Attending a friend’s wedding ceremony in Nanyuki fuelled Esmond Nduati to venture into making charcoal briquettes-rod of flammable material used for cooking.
The briquette has become the most sought in many rural households and hotels.
He borrowed a soft loan from the bank and invested in a manual briquette-making machine that he uses to roll a mixture of red soil, charcoal dust and water into short, black wet rods, which resemble coal.
- 1 How to protect your business
- 2 Small businesses spring up as Kenyans adapt to COVID-19 environment
- 3 Woman who hit rock bottom after break-up now makes Sh5.6m
- 4 Money traps many startups fall into
“I had gone to Nanyuki for a wedding ceremony and I found people were using briquettes to cook instead of firewood. I asked one of the local how they make the briquettes and that’s how I got the idea and ventured into this business. That visit made me realise that I can make good money from briquettes because there is a lot of demand from hotels and those who do poultry farming”, Nduati told city biz.
Nduati marshaled his thoughts and decided to walk to the bank to borrow some money so that he could start to cultivate his new found love. He built a small factory at home and kicked off his business.
“The biggest challenge was to acquire the manual machine that cost sh.13, 000. The raw materials were readily available. There is plenty of charcoal dust and I could easily get them free or sometimes at a low price. I do not have many expenses to make my products because I use manpower to operate the machine. When the machine is well-oiled work becomes easier”.
He is making briquettes used for cooking in Kiambu where he was born and takes them to the market to hawk using a mkokoteni. He sells more than 30 sacks a month for between Sh1200 and Sh60 for a two-kilogram container.
“I pour the mixture of red soil, charcoal dust, and water on the extruder, which rolls into short, black wet rods that look like coal. I dry the rods in the sun for three days before taking them to the market,” said the 27-year-old.
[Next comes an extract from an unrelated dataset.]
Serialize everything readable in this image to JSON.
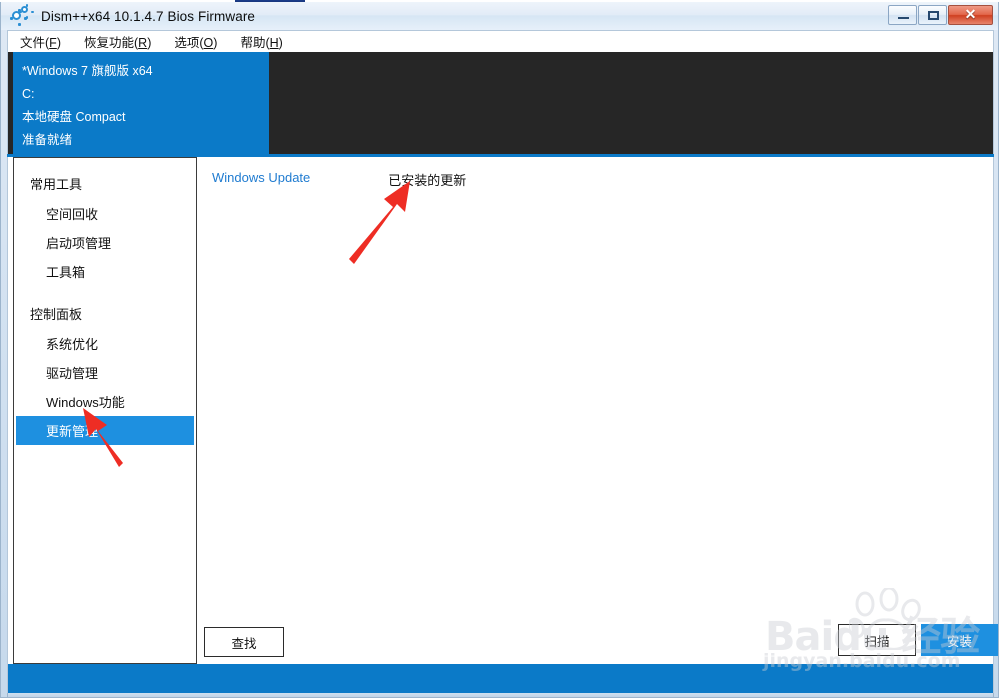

He is currently the main supplier in Kiambu town and he makes Sh1200 a day but during market days he can easily make Sh2500.
“Business is doing well now because people have identified my products which are not common in this area”, he says he is planning to save enough money so that he can buy the electric machine to expedite the processing of briquettes due to the market expansion.
Mr.Nduati says that the returns from his business have also enabled him to buy two cows to supplement his income as he plans to expand his business.